* Instructions for the task
An exact copy of the listing below is required, minus its pictures.

* Supplied data
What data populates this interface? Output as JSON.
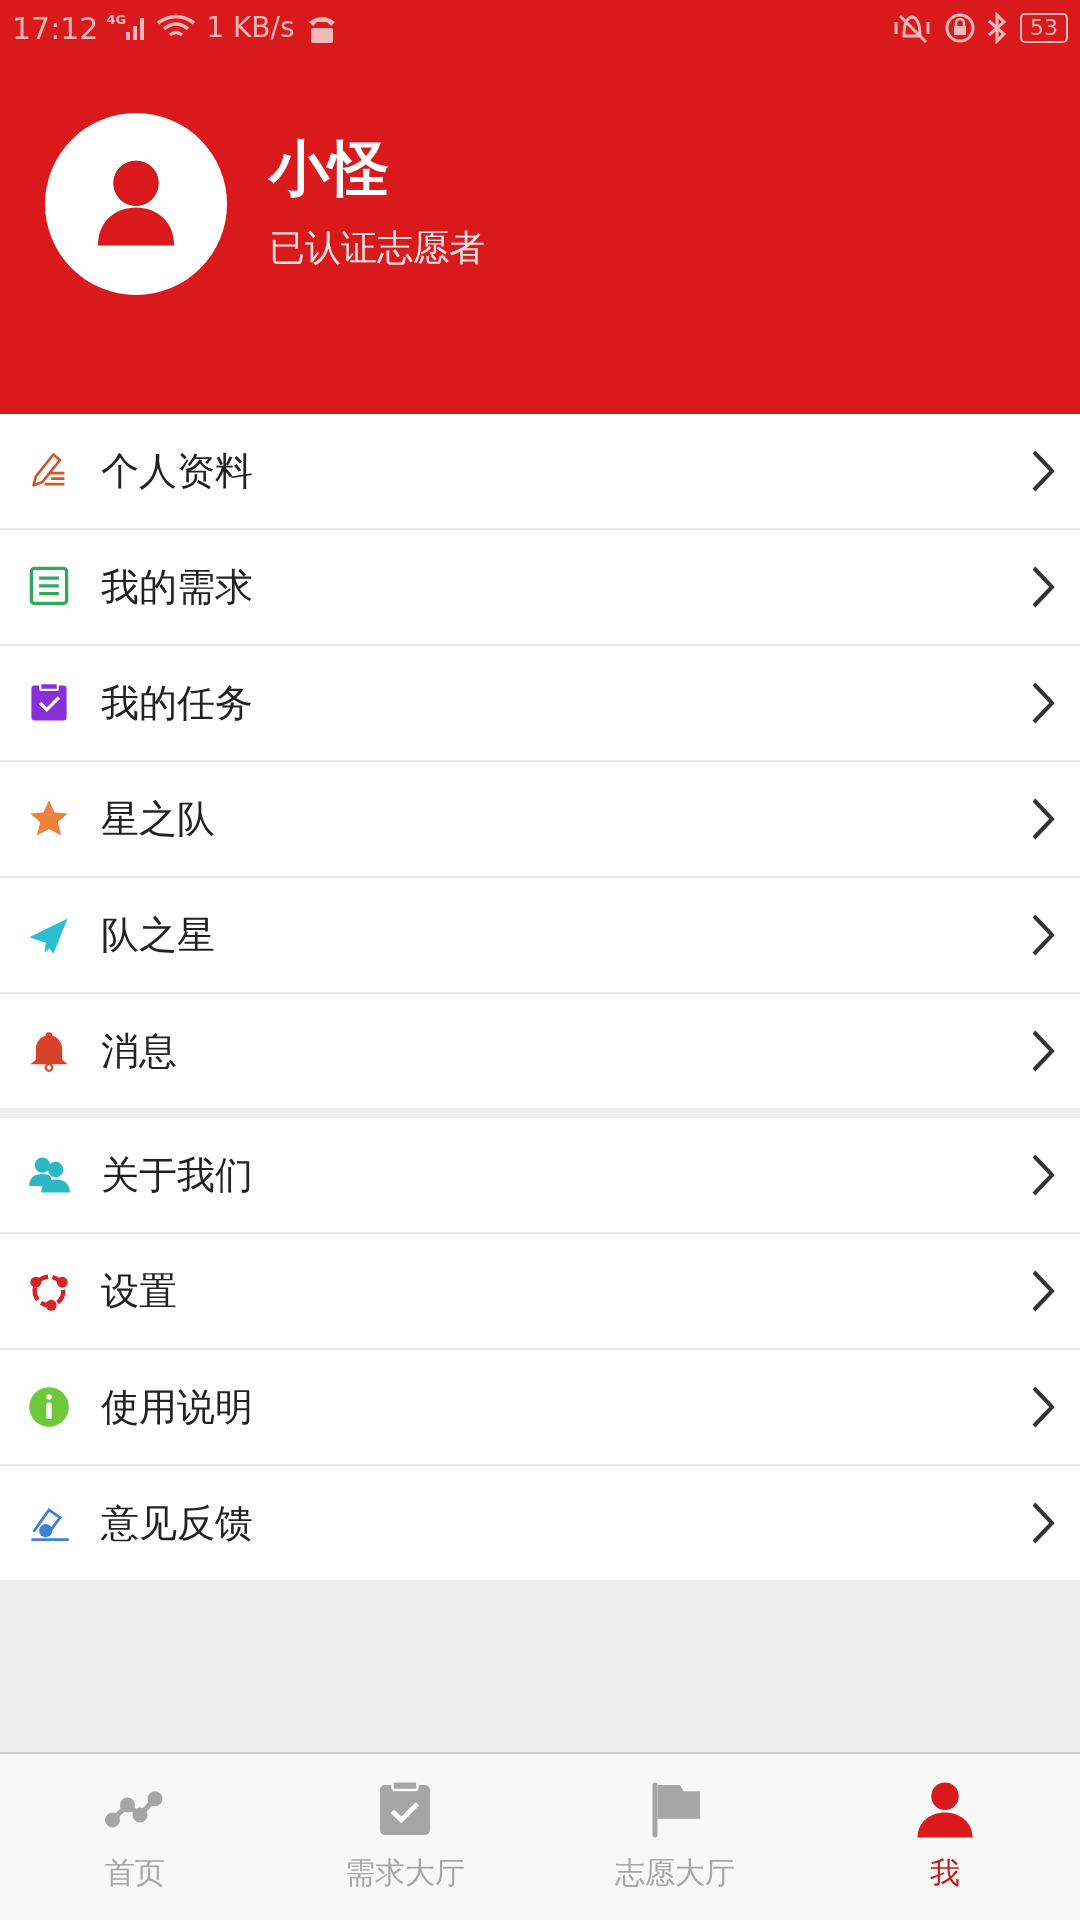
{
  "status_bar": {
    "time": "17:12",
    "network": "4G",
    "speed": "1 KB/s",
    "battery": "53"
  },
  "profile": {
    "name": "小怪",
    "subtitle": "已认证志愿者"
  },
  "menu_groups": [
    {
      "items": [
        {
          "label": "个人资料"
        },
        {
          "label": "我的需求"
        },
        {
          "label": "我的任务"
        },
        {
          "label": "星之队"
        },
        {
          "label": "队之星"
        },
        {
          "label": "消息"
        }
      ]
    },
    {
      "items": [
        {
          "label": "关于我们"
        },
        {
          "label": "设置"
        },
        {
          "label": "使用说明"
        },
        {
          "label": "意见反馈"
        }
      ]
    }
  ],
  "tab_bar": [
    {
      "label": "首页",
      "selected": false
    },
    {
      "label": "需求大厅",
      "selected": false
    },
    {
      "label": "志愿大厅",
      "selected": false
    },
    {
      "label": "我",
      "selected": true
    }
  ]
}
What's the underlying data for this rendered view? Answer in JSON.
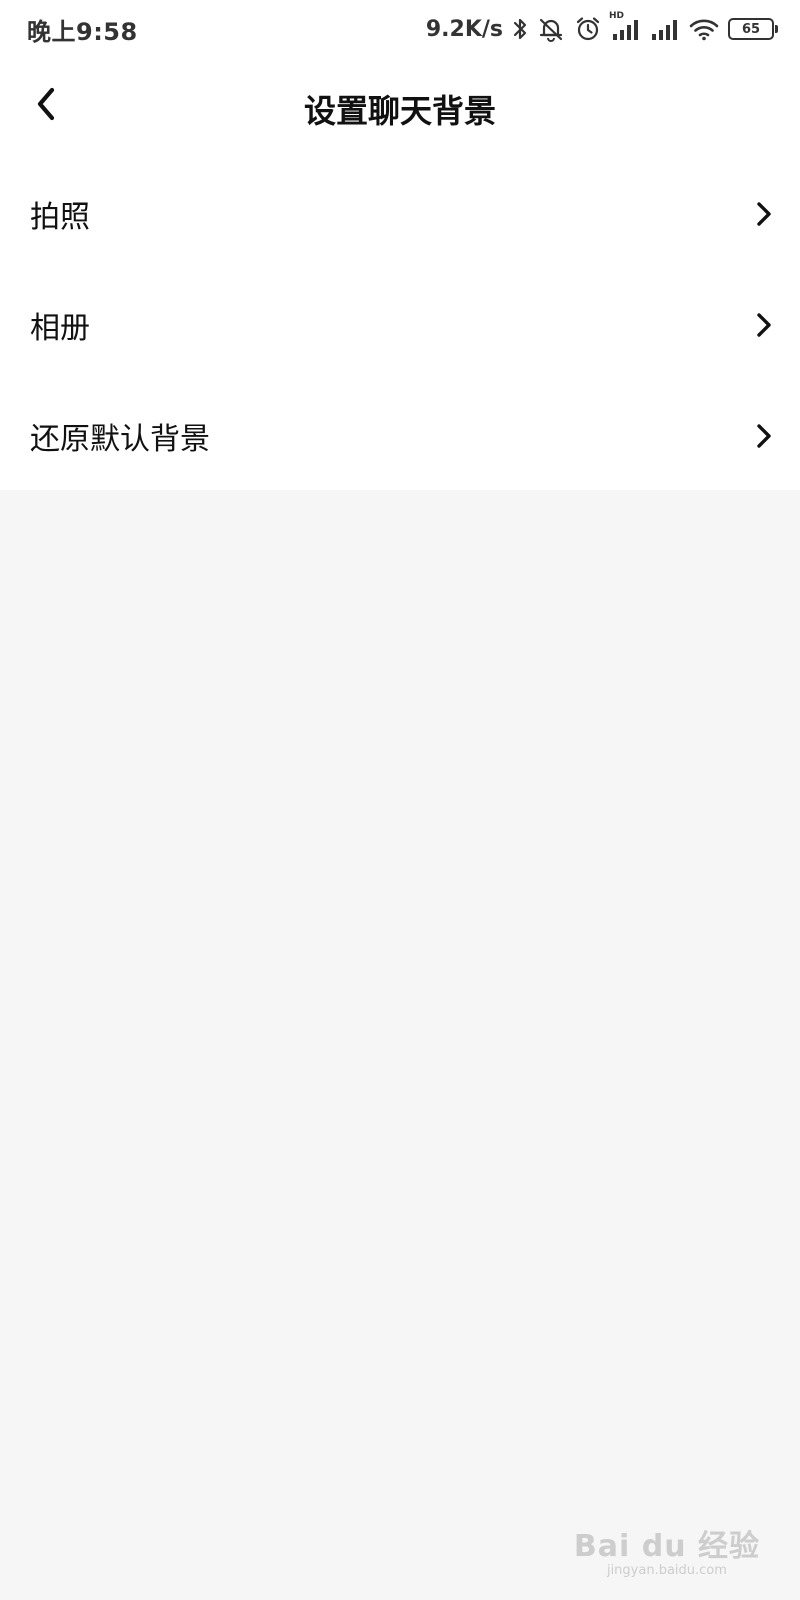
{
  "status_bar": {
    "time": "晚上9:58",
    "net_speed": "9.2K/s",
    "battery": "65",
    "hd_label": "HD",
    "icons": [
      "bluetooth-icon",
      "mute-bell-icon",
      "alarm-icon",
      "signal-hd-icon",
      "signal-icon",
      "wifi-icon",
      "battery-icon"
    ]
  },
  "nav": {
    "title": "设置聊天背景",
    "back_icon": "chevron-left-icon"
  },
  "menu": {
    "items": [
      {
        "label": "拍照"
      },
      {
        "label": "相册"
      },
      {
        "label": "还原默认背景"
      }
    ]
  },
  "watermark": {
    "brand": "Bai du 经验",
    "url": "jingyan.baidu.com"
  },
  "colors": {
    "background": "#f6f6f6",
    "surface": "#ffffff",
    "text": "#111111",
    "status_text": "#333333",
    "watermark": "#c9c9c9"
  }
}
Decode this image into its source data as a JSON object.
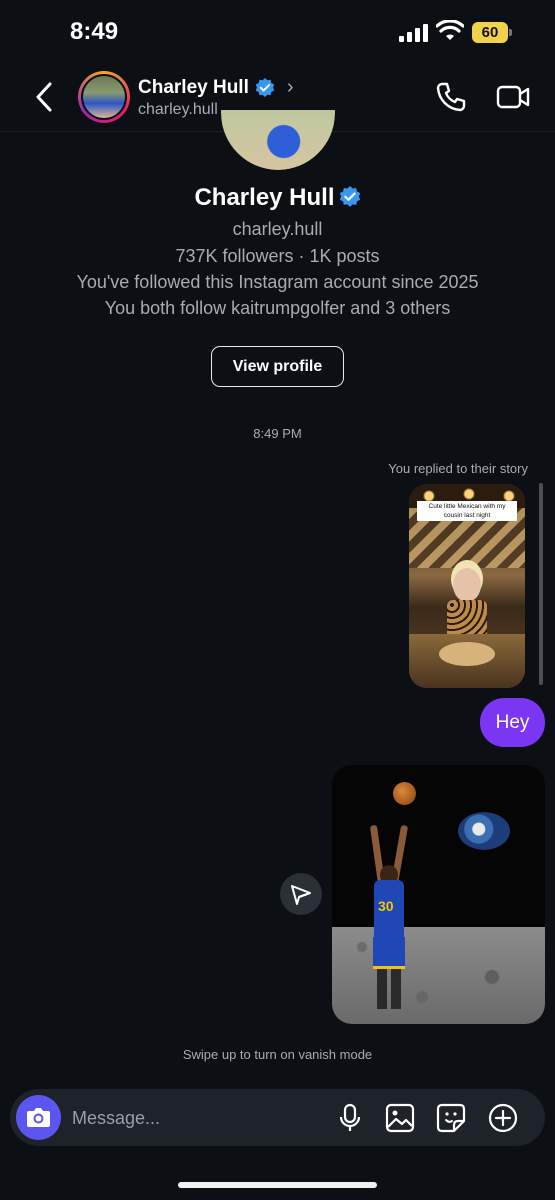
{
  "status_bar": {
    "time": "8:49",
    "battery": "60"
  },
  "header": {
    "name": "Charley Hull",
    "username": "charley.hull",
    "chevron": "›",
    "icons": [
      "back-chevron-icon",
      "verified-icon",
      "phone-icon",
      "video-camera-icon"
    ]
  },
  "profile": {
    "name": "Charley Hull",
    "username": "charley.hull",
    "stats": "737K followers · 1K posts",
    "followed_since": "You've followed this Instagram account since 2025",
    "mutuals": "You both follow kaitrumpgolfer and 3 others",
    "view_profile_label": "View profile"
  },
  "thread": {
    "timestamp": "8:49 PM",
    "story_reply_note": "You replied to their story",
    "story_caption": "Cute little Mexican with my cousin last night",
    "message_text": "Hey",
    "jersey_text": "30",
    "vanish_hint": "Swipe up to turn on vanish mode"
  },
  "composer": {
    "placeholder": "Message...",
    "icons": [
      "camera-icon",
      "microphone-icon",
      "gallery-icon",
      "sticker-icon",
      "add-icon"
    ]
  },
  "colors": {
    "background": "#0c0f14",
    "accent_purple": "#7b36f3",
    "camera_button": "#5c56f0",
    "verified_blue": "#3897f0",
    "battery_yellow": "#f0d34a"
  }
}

* Answer below
What data populates this interface? Output as JSON.
{
  "status_bar": {
    "time": "17:12",
    "network": "4G",
    "speed": "1 KB/s",
    "battery": "53"
  },
  "profile": {
    "name": "小怪",
    "subtitle": "已认证志愿者"
  },
  "menu_groups": [
    {
      "items": [
        {
          "label": "个人资料"
        },
        {
          "label": "我的需求"
        },
        {
          "label": "我的任务"
        },
        {
          "label": "星之队"
        },
        {
          "label": "队之星"
        },
        {
          "label": "消息"
        }
      ]
    },
    {
      "items": [
        {
          "label": "关于我们"
        },
        {
          "label": "设置"
        },
        {
          "label": "使用说明"
        },
        {
          "label": "意见反馈"
        }
      ]
    }
  ],
  "tab_bar": [
    {
      "label": "首页",
      "selected": false
    },
    {
      "label": "需求大厅",
      "selected": false
    },
    {
      "label": "志愿大厅",
      "selected": false
    },
    {
      "label": "我",
      "selected": true
    }
  ]
}
What's the underlying data for this rendered view? Answer in JSON.
{
  "status_bar": {
    "time": "晚上9:58",
    "net_speed": "9.2K/s",
    "battery": "65",
    "hd_label": "HD",
    "icons": [
      "bluetooth-icon",
      "mute-bell-icon",
      "alarm-icon",
      "signal-hd-icon",
      "signal-icon",
      "wifi-icon",
      "battery-icon"
    ]
  },
  "nav": {
    "title": "设置聊天背景",
    "back_icon": "chevron-left-icon"
  },
  "menu": {
    "items": [
      {
        "label": "拍照"
      },
      {
        "label": "相册"
      },
      {
        "label": "还原默认背景"
      }
    ]
  },
  "watermark": {
    "brand": "Bai du 经验",
    "url": "jingyan.baidu.com"
  },
  "colors": {
    "background": "#f6f6f6",
    "surface": "#ffffff",
    "text": "#111111",
    "status_text": "#333333",
    "watermark": "#c9c9c9"
  }
}
Decode this image into its source data as a JSON object.
{
  "status_bar": {
    "time": "8:49",
    "battery": "60"
  },
  "header": {
    "name": "Charley Hull",
    "username": "charley.hull",
    "chevron": "›",
    "icons": [
      "back-chevron-icon",
      "verified-icon",
      "phone-icon",
      "video-camera-icon"
    ]
  },
  "profile": {
    "name": "Charley Hull",
    "username": "charley.hull",
    "stats": "737K followers · 1K posts",
    "followed_since": "You've followed this Instagram account since 2025",
    "mutuals": "You both follow kaitrumpgolfer and 3 others",
    "view_profile_label": "View profile"
  },
  "thread": {
    "timestamp": "8:49 PM",
    "story_reply_note": "You replied to their story",
    "story_caption": "Cute little Mexican with my cousin last night",
    "message_text": "Hey",
    "jersey_text": "30",
    "vanish_hint": "Swipe up to turn on vanish mode"
  },
  "composer": {
    "placeholder": "Message...",
    "icons": [
      "camera-icon",
      "microphone-icon",
      "gallery-icon",
      "sticker-icon",
      "add-icon"
    ]
  },
  "colors": {
    "background": "#0c0f14",
    "accent_purple": "#7b36f3",
    "camera_button": "#5c56f0",
    "verified_blue": "#3897f0",
    "battery_yellow": "#f0d34a"
  }
}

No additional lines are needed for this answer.